An elderly man with military patches on his ball cap. A young couple with loud children who test the limits of the known sound barrier. An old man in a cowboy hat, sitting with his grandkids.
My waitress is Tamba. She is pretty, middle-aged, with cropped black hair, and a smile that sets the room on fire.
“How y’all today?” she says.
Her smile makes me smile. Which makes my wife smile. Which makes Tamba smile. Which makes me grin so hard my cheeks are sore.
She fills my coffee mug. She takes my order. And there’s that smile again.
My cheek muscles will never recover.
I watch her weave through the chaotic dining room like a ballerina. She takes orders from grumpy parents, over-caffeinated children, and flat-faced out-of-towners who woke up on the wrong side of the hotel bed.
She greets each customer with sugary words and that patented cheek-crippling grin.
She takes orders by memory. She listens
when picky eaters specify exactly how they want their eggs. Before she leaves tables, she recites orders to her customers without flaw.
And I sincerely hope that John Q. Customer notices how remarkable she is. Her personality is brilliant, her sense of humor is refreshing, and her memory is the Eighth Wonder of the World.
If I were a betting man, I’d bet she could memorize the Jefferson County phonebook in one sitting and recite it with her eyes closed.
On her way to the kitchen, people flag her down.
“I need mayo!” hollers a man.
She’s got it covered.
“Ma’am!” says an impatient woman from the back. “I NEED some pepper sauce.”

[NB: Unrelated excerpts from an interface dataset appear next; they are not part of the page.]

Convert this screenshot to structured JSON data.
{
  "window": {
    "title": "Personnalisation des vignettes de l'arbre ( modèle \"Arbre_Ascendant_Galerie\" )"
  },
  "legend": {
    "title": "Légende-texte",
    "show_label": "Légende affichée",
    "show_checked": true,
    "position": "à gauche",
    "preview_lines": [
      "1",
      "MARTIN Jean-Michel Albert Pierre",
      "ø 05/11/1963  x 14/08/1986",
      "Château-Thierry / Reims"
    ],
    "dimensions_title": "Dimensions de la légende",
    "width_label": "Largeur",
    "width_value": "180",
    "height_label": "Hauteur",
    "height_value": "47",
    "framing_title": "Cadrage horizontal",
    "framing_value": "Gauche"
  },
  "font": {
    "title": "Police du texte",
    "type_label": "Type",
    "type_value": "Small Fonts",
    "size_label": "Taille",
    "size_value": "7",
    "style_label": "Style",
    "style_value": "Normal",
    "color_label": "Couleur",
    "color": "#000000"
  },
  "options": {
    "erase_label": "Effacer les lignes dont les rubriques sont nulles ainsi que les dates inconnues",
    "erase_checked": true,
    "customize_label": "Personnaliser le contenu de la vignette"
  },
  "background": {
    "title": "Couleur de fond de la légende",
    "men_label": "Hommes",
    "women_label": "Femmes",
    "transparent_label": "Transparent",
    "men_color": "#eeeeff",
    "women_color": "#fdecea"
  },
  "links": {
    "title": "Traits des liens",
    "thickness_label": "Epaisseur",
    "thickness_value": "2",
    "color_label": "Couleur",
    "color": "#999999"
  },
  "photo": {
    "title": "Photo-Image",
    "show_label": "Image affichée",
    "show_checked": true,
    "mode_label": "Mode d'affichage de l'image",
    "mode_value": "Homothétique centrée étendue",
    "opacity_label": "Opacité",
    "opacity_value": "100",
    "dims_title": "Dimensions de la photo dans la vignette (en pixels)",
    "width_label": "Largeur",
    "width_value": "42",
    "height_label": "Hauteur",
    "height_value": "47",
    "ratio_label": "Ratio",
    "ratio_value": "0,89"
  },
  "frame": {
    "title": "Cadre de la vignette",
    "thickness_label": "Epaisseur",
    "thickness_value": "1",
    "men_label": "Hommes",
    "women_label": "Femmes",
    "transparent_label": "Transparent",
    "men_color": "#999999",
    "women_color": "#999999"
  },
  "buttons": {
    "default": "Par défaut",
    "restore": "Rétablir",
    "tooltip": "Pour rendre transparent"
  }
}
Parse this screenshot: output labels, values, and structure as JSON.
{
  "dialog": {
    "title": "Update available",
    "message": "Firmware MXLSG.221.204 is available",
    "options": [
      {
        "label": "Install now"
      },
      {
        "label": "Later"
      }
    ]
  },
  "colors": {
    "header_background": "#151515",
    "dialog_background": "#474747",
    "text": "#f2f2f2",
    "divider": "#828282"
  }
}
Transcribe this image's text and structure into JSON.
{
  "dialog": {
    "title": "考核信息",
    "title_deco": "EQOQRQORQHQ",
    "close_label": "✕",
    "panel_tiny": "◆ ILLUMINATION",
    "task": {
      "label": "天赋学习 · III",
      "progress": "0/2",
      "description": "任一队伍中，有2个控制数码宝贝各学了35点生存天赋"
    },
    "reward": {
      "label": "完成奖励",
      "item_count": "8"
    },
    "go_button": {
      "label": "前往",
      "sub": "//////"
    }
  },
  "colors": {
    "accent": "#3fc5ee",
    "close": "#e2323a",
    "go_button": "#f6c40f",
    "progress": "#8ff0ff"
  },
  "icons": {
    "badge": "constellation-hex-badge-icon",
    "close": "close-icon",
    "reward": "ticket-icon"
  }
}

Pepper sauce. Check.
“Ma’am, can I get some more biscuits?” says a little boy.
“‘Scuse me, Miss?” says a woman. “We’re…